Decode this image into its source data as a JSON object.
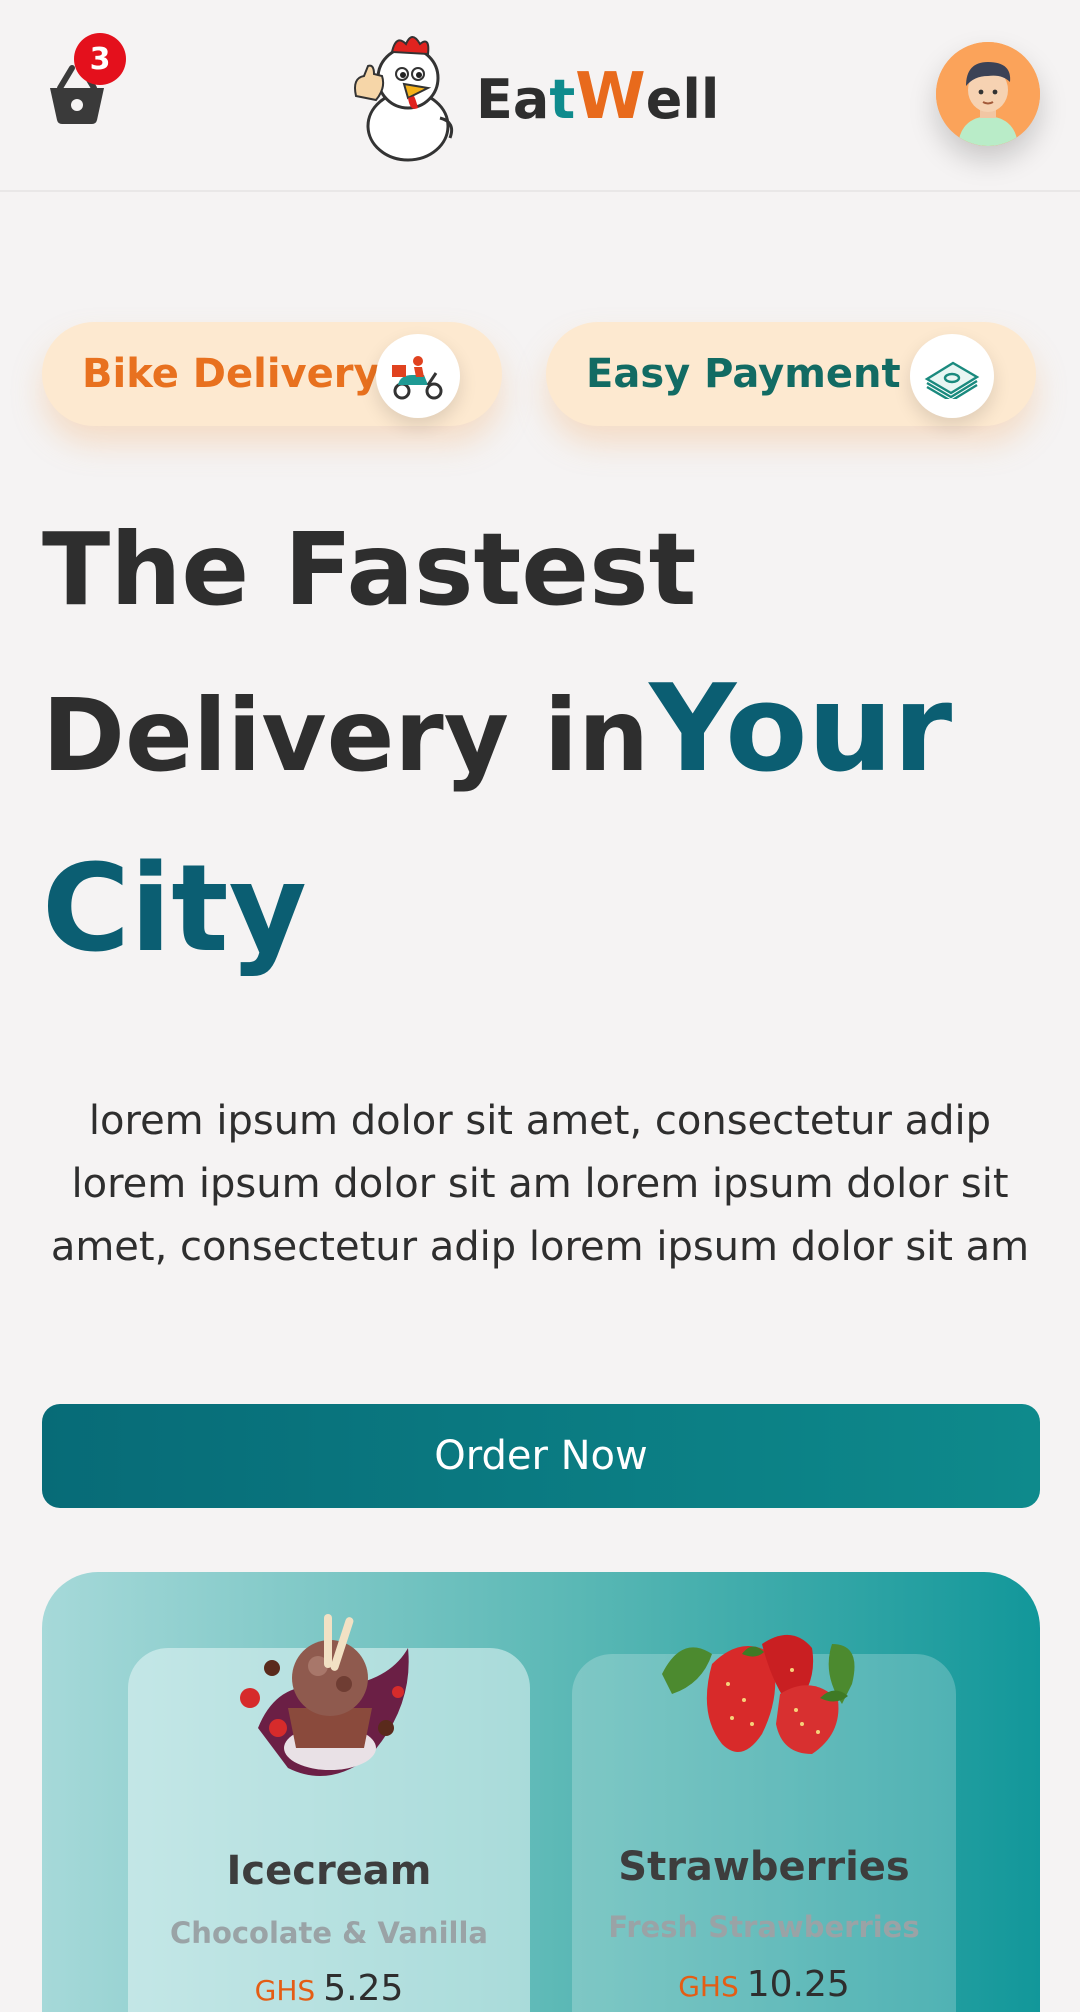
{
  "header": {
    "cart_count": "3",
    "brand": {
      "part1": "Ea",
      "part2": "t",
      "part3": "W",
      "part4": "ell"
    }
  },
  "features": [
    {
      "label": "Bike Delivery",
      "icon": "scooter-icon"
    },
    {
      "label": "Easy Payment",
      "icon": "cash-icon"
    }
  ],
  "hero": {
    "line1": "The Fastest",
    "line2": "Delivery in",
    "accent1": "Your",
    "accent2": "City"
  },
  "description": "lorem ipsum dolor sit amet, consectetur adip lorem ipsum dolor sit am lorem ipsum dolor sit amet, consectetur adip lorem ipsum dolor sit am",
  "order_button": "Order Now",
  "products": [
    {
      "name": "Icecream",
      "subtitle": "Chocolate & Vanilla",
      "currency": "GHS",
      "price": "5.25"
    },
    {
      "name": "Strawberries",
      "subtitle": "Fresh Strawberries",
      "currency": "GHS",
      "price": "10.25"
    }
  ],
  "colors": {
    "background": "#f5f3f3",
    "accent_teal": "#0b5e72",
    "brand_orange": "#e86a1c",
    "button": "#0e8a8c",
    "badge": "#e4101c"
  }
}
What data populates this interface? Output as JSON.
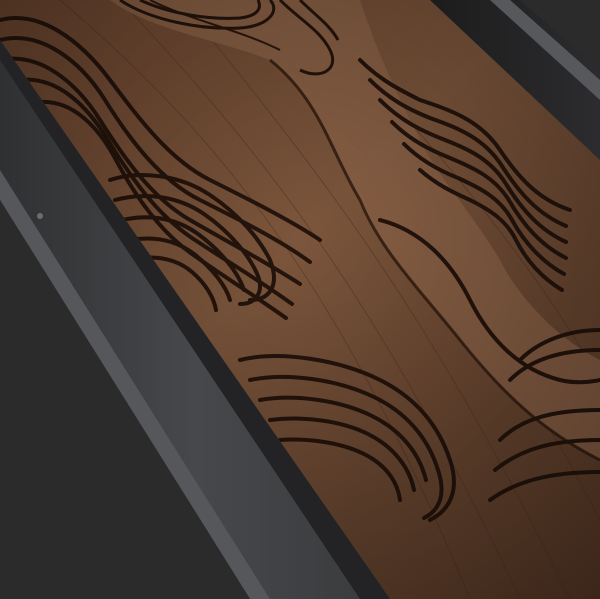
{
  "scene": {
    "subject": "carved-wood-topographic-relief-in-dark-metal-frame",
    "colors": {
      "background": "#2a2a2a",
      "frame_face": "#3c3c3e",
      "frame_edge": "#55575a",
      "wood_base": "#6b4630",
      "wood_light": "#8a6045",
      "wood_dark": "#3e2518",
      "groove": "#24140c"
    }
  }
}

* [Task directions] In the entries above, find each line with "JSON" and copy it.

* [Task answer]
Decode this image into its source data as a JSON object.
What data populates this interface? Output as JSON.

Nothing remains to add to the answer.